One of the problems reported most often by language learners is the lack of opportunities to practice speaking their target language on a regular basis. I recently ran a survey in my Spanish Culture Hackers Facebook Group ( I asked the members what is the most effective activity for learning Spanish.


The Number 1 Answer: One-on-one conversations


More than video courses, textbooks, and group classes, having one-on-one conversations with another person was reported as the most effective language learning activity. This led me to one question…With all of the apps and websites full of language learners, why is it still so hard to have an effective language exchange?


A successful language exchange has give and take—you get adequate practice in your target language and are able to help your conversation partner with theirs.
It’s a mutually beneficial relationship where you are able to learn, improve your language skills, and be helpful to another person.


While language exchanges should be relatively easy to get going, there are some common hurdles that language learners find when trying to find conversation partners.
Here are some common complaints about language exchanges:


Unreliability of conversation partners

We all know that we value things less when they are free.
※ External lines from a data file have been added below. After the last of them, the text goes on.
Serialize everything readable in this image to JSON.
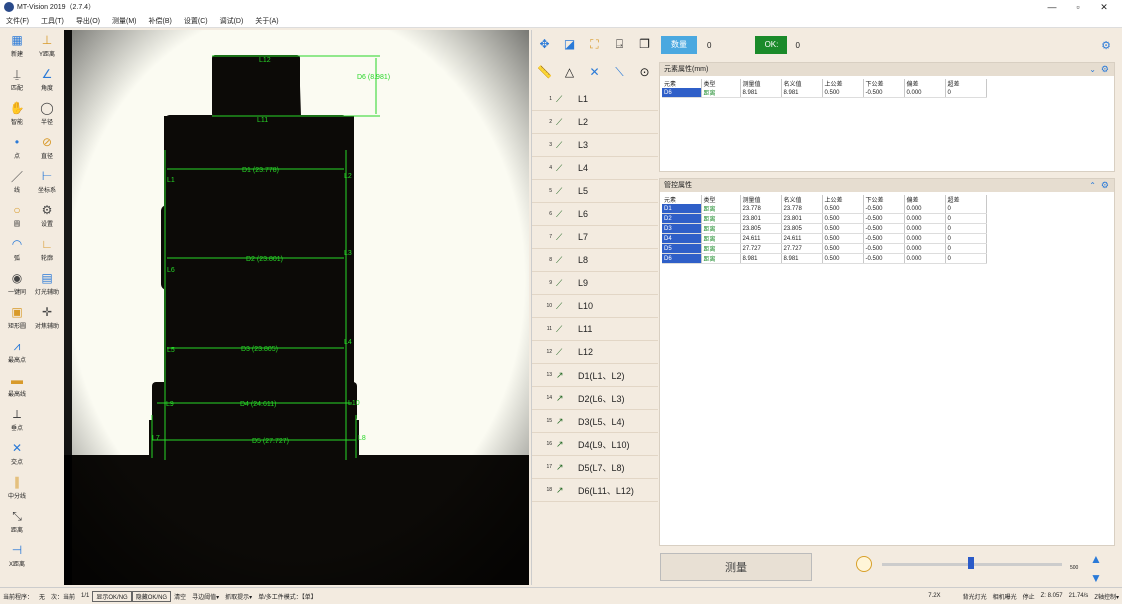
{
  "window": {
    "title": "MT-Vision 2019（2.7.4）"
  },
  "menu": [
    "文件(F)",
    "工具(T)",
    "导出(O)",
    "测量(M)",
    "补偿(B)",
    "设置(C)",
    "调试(D)",
    "关于(A)"
  ],
  "left_tools": [
    {
      "label": "新建",
      "icon": "new-icon"
    },
    {
      "label": "Y距离",
      "icon": "y-distance-icon"
    },
    {
      "label": "匹配",
      "icon": "match-icon"
    },
    {
      "label": "角度",
      "icon": "angle-icon"
    },
    {
      "label": "智能",
      "icon": "smart-icon"
    },
    {
      "label": "半径",
      "icon": "radius-icon"
    },
    {
      "label": "点",
      "icon": "point-icon"
    },
    {
      "label": "直径",
      "icon": "diameter-icon"
    },
    {
      "label": "线",
      "icon": "line-icon"
    },
    {
      "label": "坐标系",
      "icon": "coordinate-icon"
    },
    {
      "label": "圆",
      "icon": "circle-icon"
    },
    {
      "label": "设置",
      "icon": "settings-icon"
    },
    {
      "label": "弧",
      "icon": "arc-icon"
    },
    {
      "label": "轮廓",
      "icon": "contour-icon"
    },
    {
      "label": "一键同",
      "icon": "one-key-icon"
    },
    {
      "label": "灯光辅助",
      "icon": "light-assist-icon"
    },
    {
      "label": "矩形圆",
      "icon": "rect-circle-icon"
    },
    {
      "label": "对焦辅助",
      "icon": "focus-assist-icon"
    },
    {
      "label": "最高点",
      "icon": "highest-point-icon"
    },
    {
      "label": "最高线",
      "icon": "highest-line-icon"
    },
    {
      "label": "垂点",
      "icon": "perpendicular-icon"
    },
    {
      "label": "交点",
      "icon": "intersection-icon"
    },
    {
      "label": "中分线",
      "icon": "midline-icon"
    },
    {
      "label": "距离",
      "icon": "distance-icon"
    },
    {
      "label": "X距离",
      "icon": "x-distance-icon"
    }
  ],
  "canvas": {
    "labels": [
      "L12",
      "L11",
      "D6 (8.981)",
      "D1 (23.778)",
      "D2 (23.801)",
      "D3 (23.805)",
      "D4 (24.611)",
      "D5 (27.727)",
      "L1",
      "L2",
      "L6",
      "L3",
      "L5",
      "L4",
      "L9",
      "L10",
      "L7",
      "L8"
    ]
  },
  "elements": [
    {
      "num": "1",
      "name": "L1"
    },
    {
      "num": "2",
      "name": "L2"
    },
    {
      "num": "3",
      "name": "L3"
    },
    {
      "num": "4",
      "name": "L4"
    },
    {
      "num": "5",
      "name": "L5"
    },
    {
      "num": "6",
      "name": "L6"
    },
    {
      "num": "7",
      "name": "L7"
    },
    {
      "num": "8",
      "name": "L8"
    },
    {
      "num": "9",
      "name": "L9"
    },
    {
      "num": "10",
      "name": "L10"
    },
    {
      "num": "11",
      "name": "L11"
    },
    {
      "num": "12",
      "name": "L12"
    },
    {
      "num": "13",
      "name": "D1(L1、L2)"
    },
    {
      "num": "14",
      "name": "D2(L6、L3)"
    },
    {
      "num": "15",
      "name": "D3(L5、L4)"
    },
    {
      "num": "16",
      "name": "D4(L9、L10)"
    },
    {
      "num": "17",
      "name": "D5(L7、L8)"
    },
    {
      "num": "18",
      "name": "D6(L11、L12)"
    }
  ],
  "counters": {
    "count_label": "数量",
    "count_value": "0",
    "ok_label": "OK:",
    "ok_value": "0"
  },
  "element_props": {
    "title": "元素属性(mm)",
    "headers": [
      "元素",
      "类型",
      "测量值",
      "名义值",
      "上公差",
      "下公差",
      "偏差",
      "超差"
    ],
    "rows": [
      [
        "D6",
        "距离",
        "8.981",
        "8.981",
        "0.500",
        "-0.500",
        "0.000",
        "0"
      ]
    ]
  },
  "manage_props": {
    "title": "管控属性",
    "headers": [
      "元素",
      "类型",
      "测量值",
      "名义值",
      "上公差",
      "下公差",
      "偏差",
      "超差"
    ],
    "rows": [
      [
        "D1",
        "距离",
        "23.778",
        "23.778",
        "0.500",
        "-0.500",
        "0.000",
        "0"
      ],
      [
        "D2",
        "距离",
        "23.801",
        "23.801",
        "0.500",
        "-0.500",
        "0.000",
        "0"
      ],
      [
        "D3",
        "距离",
        "23.805",
        "23.805",
        "0.500",
        "-0.500",
        "0.000",
        "0"
      ],
      [
        "D4",
        "距离",
        "24.611",
        "24.611",
        "0.500",
        "-0.500",
        "0.000",
        "0"
      ],
      [
        "D5",
        "距离",
        "27.727",
        "27.727",
        "0.500",
        "-0.500",
        "0.000",
        "0"
      ],
      [
        "D6",
        "距离",
        "8.981",
        "8.981",
        "0.500",
        "-0.500",
        "0.000",
        "0"
      ]
    ]
  },
  "measure_button": "测量",
  "slider": {
    "max_label": "500",
    "value_fraction": 0.2
  },
  "status": {
    "current_program": "当前程序：",
    "program_value": "无",
    "count": "次：当前",
    "page": "1/1",
    "show_okng": "显示OK/NG",
    "hide_okng": "隐藏OK/NG",
    "clear": "清空",
    "find_edge": "寻边阈值▾",
    "capture": "抓取提示▾",
    "mode": "单/多工件模式：【单】",
    "zoom": "7.2X",
    "light": "背光灯光",
    "camera": "相机曝光",
    "stop": "停止",
    "z_label": "Z: 8.057",
    "fps": "21.74/s",
    "ctrl": "Z轴控制▾"
  },
  "colors": {
    "ok_green": "#1a8a2a",
    "count_blue": "#4aa8e0",
    "overlay": "#27d627",
    "selection": "#2f5fc8"
  }
}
Unfortunately, this makes no-shows a far too common occurrence in language exchanges. It can also be hard to get someone to respond to your messages in a timely manner, which makes arranging an actual conversation difficult.


Scheduling conflicts

Working with the schedules of two people that may be in different time zones can make scheduling problematic. Even if you do manage to nail down a time to meet, you may find that your partner’s availability is inconsistent. Add that to the no-show problem and you could spend weeks and weeks of back-and-forth and still only manage to have one conversation.




Having conversations that don’t quite flow or get stuck often is pretty common.
Depending on your experience level with your language, quite a bit could get lost in translation.
These things can be hard to sort out at times, or you just might not be able to get a good conversation going. Spending too much time speaking in English (or THEIR target language)
This can be a huge problem and turn you into a free tutor instead of participating in a fair language exchange. Many language learners report frustration with conversation partners that are so eager to get their practice time in, that they don’t respect your time and spend little or no time helping you practice. If you have a conversation partner that responds to you in English, or monopolizes the conversation, it can be really frustrating and ineffective.


So how do we overcome these problems and not spend hours of wasted time? First, it’s important to set realistic goals for a language exchange.


Remember, you are not looking for someone to teach you. Your goal is to speak as much as possible, get feedback to correct mistakes, and learn some new vocabulary that you can use in your conversations. Ultimately, you want to get comfortable enough with speaking your target language so that you can communicate comfortably and fluidly during social interactions and in real-world situations (talking to friends and family, traveling, shopping, etc.).


To make the most of your time, it’s a good idea to keep your language exchange sessions compatible with your overall language goals. (Need help coming up with goals? Check out the Roadmap to Spanish Fluency for a step-by-step system to setting achievable language goals.)
Otherwise, your conversations will be pretty random and you will not benefit from them as much as you could.


Here are some important things to consider before you start looking for a language exchange partner:


  • How often do you want to have conversation practice?
  • What topics would you like to be able to discuss in your target language?
  • What vocabulary are you currently trying to memorize?
  • What’s a mistake you keep making A LOT that you would like to overcome?
  • What are some tasks that you’d like to be able to complete in your target language?
  • Is there a specific dialect I would like to learn or be exposed to?
  • What countries am I planning to visit in the next 6 months?


If you answer these questions ahead of time, it will be much easier to get the most out of your language exchange.The answers to these questions will change over time, but it’s important to have an answer to each of these questions for at least the next 30-60 days.


This will make it much easier to establish a successful language exchange. If you’re looking for more best practices on EXACTLY how to go about finding an conversation partner, making the initial contact, scheduling sessions, and tracking your progress—check out the Guide to Successful Language Exchanges.


Hero image by Jessica Sysengrath on Unsplash